• **Raw data**
--------------------------------
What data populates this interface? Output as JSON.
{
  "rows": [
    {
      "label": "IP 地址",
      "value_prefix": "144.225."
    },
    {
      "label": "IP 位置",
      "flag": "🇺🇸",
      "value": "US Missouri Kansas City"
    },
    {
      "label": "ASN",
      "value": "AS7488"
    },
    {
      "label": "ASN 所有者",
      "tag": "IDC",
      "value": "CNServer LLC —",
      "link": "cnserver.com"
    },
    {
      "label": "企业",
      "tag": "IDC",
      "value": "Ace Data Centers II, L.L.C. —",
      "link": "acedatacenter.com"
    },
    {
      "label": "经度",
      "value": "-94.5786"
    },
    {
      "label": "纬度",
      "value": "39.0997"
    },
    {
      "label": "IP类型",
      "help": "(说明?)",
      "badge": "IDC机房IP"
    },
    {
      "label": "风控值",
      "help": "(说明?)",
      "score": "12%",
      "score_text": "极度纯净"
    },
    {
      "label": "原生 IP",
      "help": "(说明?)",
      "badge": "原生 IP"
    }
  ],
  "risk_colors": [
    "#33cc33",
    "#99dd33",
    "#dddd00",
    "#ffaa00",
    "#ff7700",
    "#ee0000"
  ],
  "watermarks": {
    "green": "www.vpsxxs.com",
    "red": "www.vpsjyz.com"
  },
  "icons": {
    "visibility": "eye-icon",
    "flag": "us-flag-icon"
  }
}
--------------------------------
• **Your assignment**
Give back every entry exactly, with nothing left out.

• **Written answer**
What data populates this interface? Output as JSON.
{
  "rows": [
    {
      "label": "IP 地址",
      "value_prefix": "144.225."
    },
    {
      "label": "IP 位置",
      "flag": "🇺🇸",
      "value": "US Missouri Kansas City"
    },
    {
      "label": "ASN",
      "value": "AS7488"
    },
    {
      "label": "ASN 所有者",
      "tag": "IDC",
      "value": "CNServer LLC —",
      "link": "cnserver.com"
    },
    {
      "label": "企业",
      "tag": "IDC",
      "value": "Ace Data Centers II, L.L.C. —",
      "link": "acedatacenter.com"
    },
    {
      "label": "经度",
      "value": "-94.5786"
    },
    {
      "label": "纬度",
      "value": "39.0997"
    },
    {
      "label": "IP类型",
      "help": "(说明?)",
      "badge": "IDC机房IP"
    },
    {
      "label": "风控值",
      "help": "(说明?)",
      "score": "12%",
      "score_text": "极度纯净"
    },
    {
      "label": "原生 IP",
      "help": "(说明?)",
      "badge": "原生 IP"
    }
  ],
  "risk_colors": [
    "#33cc33",
    "#99dd33",
    "#dddd00",
    "#ffaa00",
    "#ff7700",
    "#ee0000"
  ],
  "watermarks": {
    "green": "www.vpsxxs.com",
    "red": "www.vpsjyz.com"
  },
  "icons": {
    "visibility": "eye-icon",
    "flag": "us-flag-icon"
  }
}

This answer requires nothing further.